On many occasions and in many articles, the inherent dangers of contracting have been enumerated by a lot of other people who have experienced them first hand. Discussions and seminars have tackled the subject from many angles and points of view. One approach that usually is left on the table, or left unsaid, is what to do when you are the one being taken advantage of in spite of your best efforts to the contrary. Yes, there is always the lawsuit route to consider when things go south, but as I have stated before, this is truly a no win situation in the short term and usually not much better in the long run either.
The subject of this particular column came about due to a very sad, and not so rare, situation that happened to a young acquaintance who is a plumbing subcontractor. This particular fellow did primarily service and residential remodels but, due to the economy, bid some small commercial projects. He won a bid on a small strip center (very few of which are being built these days). Nothing big, just a dozen two-piece, back-to-back cold water restrooms, condensate drains and a few hose bibbs according to the “draftsman” type blue prints the young guy bid off of. He made arrangements with his supplier to pay as he went since this was a bit larger than anything he had done previously.
The general qualified the plumbing bid and offered a contract which the contractor accepted. So far, so good. Terms of payment, time schedule, insurance requirements and such were discussed and agreed upon. Also good so far. The work began and things ran smoothly through the soil and top out stages. The contractor performed as agreed and the general paid, although slower than agreed. Pleading the owner was holding up payments, the general became harder and harder to get in touch with as things moved forward.
Being new to this type of work and not wanting to antagonize the general, the plumber let the oversights slide hoping that things would get back on track. Finally, the project was nearing the trim stage; the plumber was shorted his last draw, which put him in the position of not being able to pay the supplier as he had intended. The supplier, who had filed a pre-lien on the project, contacted the general and when the general refused to talk with them, contacted the owner and the lender.
You can almost see this coming can’t you?
The general proceeds to get irate at the plumbing contractor because the supplier is making waves. A meeting is convened and the plumber expects he will be paid and everything will be fine. At the meeting the general contractor not only does not pay the plumber for his work as agreed, but points to the plans and asks, “Where are the roof drains? You are holding up my project.”
The plumber stammers, “Roof drains? What roof drains?” The general unrolls a page of the plans that the plumber never saw when he bid the job, but which shows a roof plan with small circles at various intervals. The plumber tells the general he never even saw that plan page, but the general points to the signed contract in which the subcontractor agreed to do the work per the “approved plans.” Big as life, the roof plan has the “approved” stamp from the municipality.

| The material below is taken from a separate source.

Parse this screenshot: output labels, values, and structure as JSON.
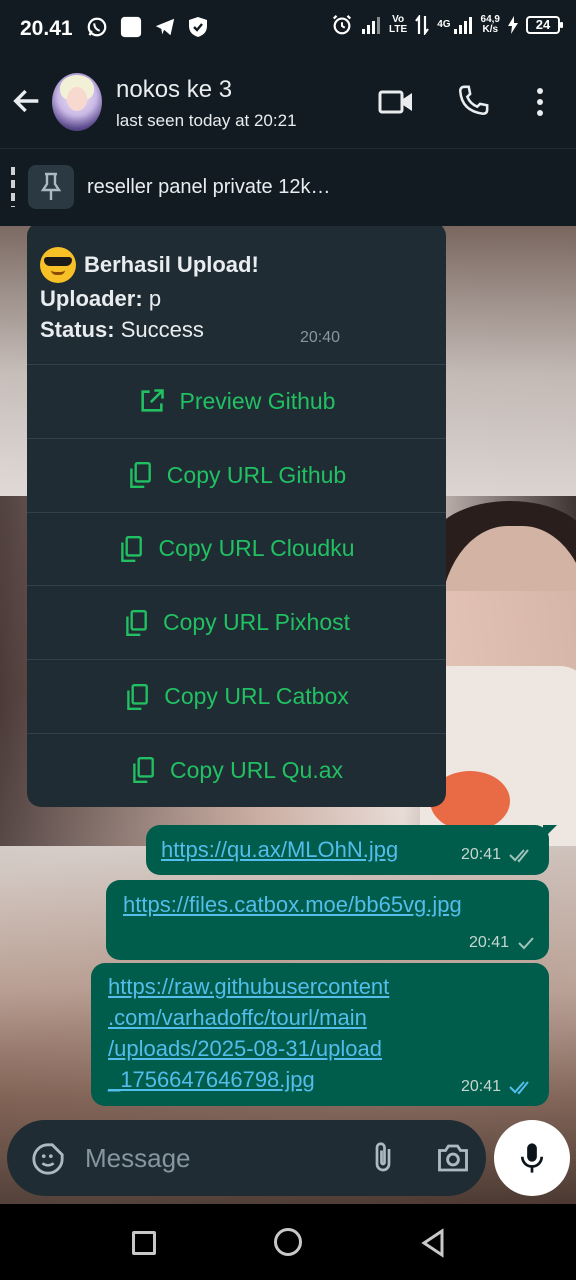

Not wanting to believe what is happening, the plumber tries to reason with the general, to no avail. The ultimatum is given, install the roof drains or be in breach of contract. The remedy for that breach will have the owner bringing another contractor onto the job to finish and to try making the present plumber responsible for any deficiency. The amount of materials involved, not including the extra labor, made it impossible for the plumber to complete the job and he must abandon the project.
Ready for the best part? The project does get completed by another plumber, who didn’t have to put in the roof drains because the owner agreed to use sheet metal scuppers!
The sad end of this story is that the job was finished, the general made a few bucks and the little guy got screwed. This story and a lot more like it happen every day in the contracting business. The cynical among us would posit that the subcontractor was not a good businessman, and that might be true, but the fact of the matter is that the guy was a good craftsman, honest and hard-working and expected the general to be honest and have integrity as well.
Had the plumber filed a pre-lien on the project himself, had he gone over the contract and made sure that the plans he bid from were the only ones he agreed to work from, had he insisted on verbiage protecting his right to timely payment and remedies for failing to pay timely, things might have been different. But then, had he done those things, he probably would not have gotten the job.
The Brooklyn, N.Y.-born author is a retired third generation master plumber. He founded Sunflower Plumbing & Heating in Shirley, N.Y., in 1975 and A Professional Commercial Plumbing Inc. in Phoenix in 1980. He holds residential, commercial, industrial and solar plumbing licenses and is certified in welding, clean rooms, polypropylene gas fusion and medical gas piping. He can be reached firstname.lastname@example.org.